Music is often something that we jump to, to help deal with our emotions. We asked fifteen of our readers what songs and bands they listened to if they were feeling down. Unsurprisingly, we got a range that went from relaxing tunes, to the classic, upbeat, cheer-up songs to the loud, deafening and depressing.
Broadly the responses fell into three groups:
Rock / emo / sad songs. This is 'wallow in it' music. 'No matter how bad I feel this is just so much worse.' You have to ask: 'does getting into that deep abiding sadness really allow you to feel better?' Maybe. On the other hand perhaps the sheer volume helps to drive out other thoughts.
Happy days and Party Time. For some folk clearly listening to cheerful music and pop songs helps them to feel upbeat and take their minds off whatever it was making them down. Some took inspiration from party playlists they’d created to help remind them of when the good times rolled. Equally, some people picked a band or song purely because it brought back a fond memory.
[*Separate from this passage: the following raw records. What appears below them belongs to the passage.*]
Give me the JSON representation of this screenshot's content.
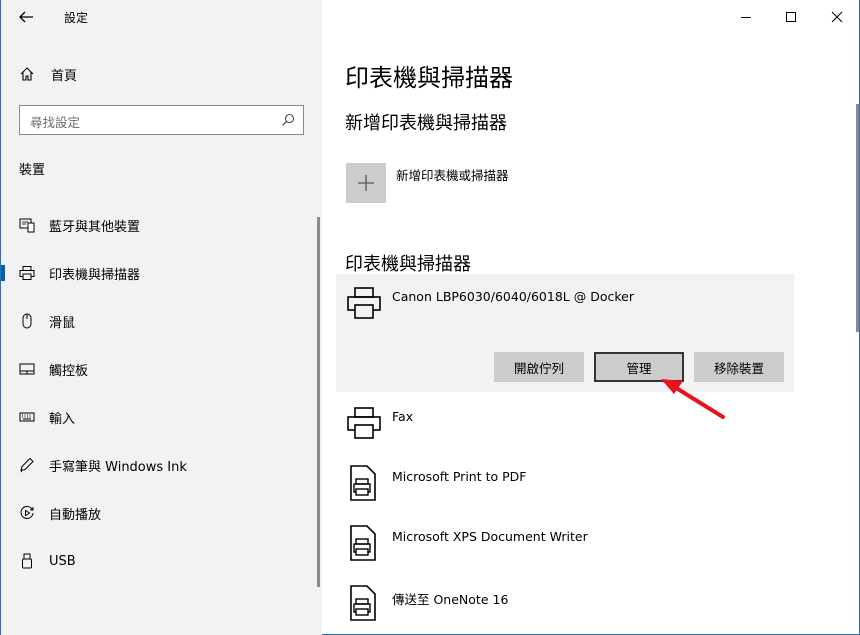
{
  "window": {
    "title": "設定"
  },
  "sidebar": {
    "home_label": "首頁",
    "search_placeholder": "尋找設定",
    "section_label": "裝置",
    "items": [
      {
        "label": "藍牙與其他裝置",
        "icon": "bluetooth-devices-icon"
      },
      {
        "label": "印表機與掃描器",
        "icon": "printer-icon"
      },
      {
        "label": "滑鼠",
        "icon": "mouse-icon"
      },
      {
        "label": "觸控板",
        "icon": "touchpad-icon"
      },
      {
        "label": "輸入",
        "icon": "keyboard-icon"
      },
      {
        "label": "手寫筆與 Windows Ink",
        "icon": "pen-icon"
      },
      {
        "label": "自動播放",
        "icon": "autoplay-icon"
      },
      {
        "label": "USB",
        "icon": "usb-icon"
      }
    ],
    "active_index": 1
  },
  "main": {
    "page_title": "印表機與掃描器",
    "add_section_title": "新增印表機與掃描器",
    "add_label": "新增印表機或掃描器",
    "list_section_title": "印表機與掃描器",
    "selected_printer": {
      "name": "Canon LBP6030/6040/6018L @ Docker",
      "buttons": {
        "open_queue": "開啟佇列",
        "manage": "管理",
        "remove": "移除裝置"
      }
    },
    "printers": [
      {
        "name": "Fax",
        "icon": "fax-printer-icon"
      },
      {
        "name": "Microsoft Print to PDF",
        "icon": "document-printer-icon"
      },
      {
        "name": "Microsoft XPS Document Writer",
        "icon": "document-printer-icon"
      },
      {
        "name": "傳送至 OneNote 16",
        "icon": "document-printer-icon"
      }
    ]
  },
  "colors": {
    "sidebar_bg": "#f2f2f2",
    "accent": "#0063b1",
    "annotation_arrow": "#e8141c"
  }
}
The first band they'd seen live, the first CD they'd bought, or a night at a gig when the band had put on a particularly good performance.
Ambient and relaxing music. This was our final category that featured. 'Wash over me gently music' people said was good at acting as a calming background noise. Good when feeling down is linked to feeling angry. This was popular when people related their feeling down into work or anxious situations.
So, our top five picks, in reverse order are:
5. ‘Don’t be so hard on yourself’ by Jess Glynne. Deffo in the ‘it can’t be as bad as all this category’. “Makes me remember everybody has down moments and that’s OK,” said one of our pickers.
4. ‘Migration’ By Bonobo. This comes into the relaxing music category. One person said, “it’s not got any particular narrative lyrics so it doesn’t provoke any negative emotions”.
3. ‘Last Hope’ by Paramore. “I like to listen to sad music. It lets me wallow in my sadness.”
2. ‘Don’t Worry Be Happy’ by Bobby McFerrin. Obvious and therefore probably had to be in, after all, the clue’s in the title. Fine if you like to be told in a cheerful laid-back sort of way to perk yourself up. If you prefer a change to the Ferrin version check out 'Playing for change'
1. ‘Hey Now’ By London Grammar. Top of our picks.
The instant cure for ‘downness’ this offers a little bit of something for everyone. It blends sad and atmospheric whilst at the same time taking you on a journey. Hannah Reid’s voice, deep at the start, picks up pace and volume as it goes along. Plus how could you not like the little blonde furry thing in the video.
Hey now! Don’t you feel better already.
It's twenty-two years years since Dusty Springfield, died at the age of fifty-nine. One of a group of female singers in the mid to late 1960's, her troubled life was both a product and a symptom of her times.